Information provided Block Start

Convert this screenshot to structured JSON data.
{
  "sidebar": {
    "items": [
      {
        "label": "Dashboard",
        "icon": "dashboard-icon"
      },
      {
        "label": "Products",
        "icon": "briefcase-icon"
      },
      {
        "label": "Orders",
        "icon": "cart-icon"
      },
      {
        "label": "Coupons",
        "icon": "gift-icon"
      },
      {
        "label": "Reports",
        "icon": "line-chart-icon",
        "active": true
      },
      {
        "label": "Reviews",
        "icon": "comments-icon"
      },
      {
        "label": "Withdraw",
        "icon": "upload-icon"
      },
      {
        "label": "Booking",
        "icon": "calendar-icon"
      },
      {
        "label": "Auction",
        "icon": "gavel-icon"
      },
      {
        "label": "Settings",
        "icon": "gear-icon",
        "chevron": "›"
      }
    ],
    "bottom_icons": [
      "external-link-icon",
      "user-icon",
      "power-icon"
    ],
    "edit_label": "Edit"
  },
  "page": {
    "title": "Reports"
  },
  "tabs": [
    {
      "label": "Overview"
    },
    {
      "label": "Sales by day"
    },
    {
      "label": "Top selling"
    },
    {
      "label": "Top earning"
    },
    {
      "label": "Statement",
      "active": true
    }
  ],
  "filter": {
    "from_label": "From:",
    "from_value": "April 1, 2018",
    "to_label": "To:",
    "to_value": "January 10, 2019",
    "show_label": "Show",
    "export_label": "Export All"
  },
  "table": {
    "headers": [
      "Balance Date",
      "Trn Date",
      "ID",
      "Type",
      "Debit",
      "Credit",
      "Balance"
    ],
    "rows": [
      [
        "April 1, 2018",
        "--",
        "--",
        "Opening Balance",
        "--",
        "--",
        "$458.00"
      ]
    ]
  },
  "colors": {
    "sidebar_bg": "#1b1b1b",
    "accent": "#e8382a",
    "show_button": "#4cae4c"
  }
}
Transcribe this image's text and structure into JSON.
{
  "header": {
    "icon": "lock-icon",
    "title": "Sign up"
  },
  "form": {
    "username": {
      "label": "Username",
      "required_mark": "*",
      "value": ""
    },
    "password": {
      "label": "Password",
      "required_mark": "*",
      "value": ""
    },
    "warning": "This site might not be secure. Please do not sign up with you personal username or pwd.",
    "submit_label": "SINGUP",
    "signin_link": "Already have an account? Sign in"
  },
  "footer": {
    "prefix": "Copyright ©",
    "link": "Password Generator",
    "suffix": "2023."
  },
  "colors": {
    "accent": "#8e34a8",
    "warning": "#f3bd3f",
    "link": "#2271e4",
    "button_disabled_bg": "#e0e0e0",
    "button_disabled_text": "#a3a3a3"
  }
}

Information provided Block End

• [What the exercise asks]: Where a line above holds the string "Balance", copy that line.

• [Solved problem]:
      "Balance Date",
      "Balance"
        "Opening Balance",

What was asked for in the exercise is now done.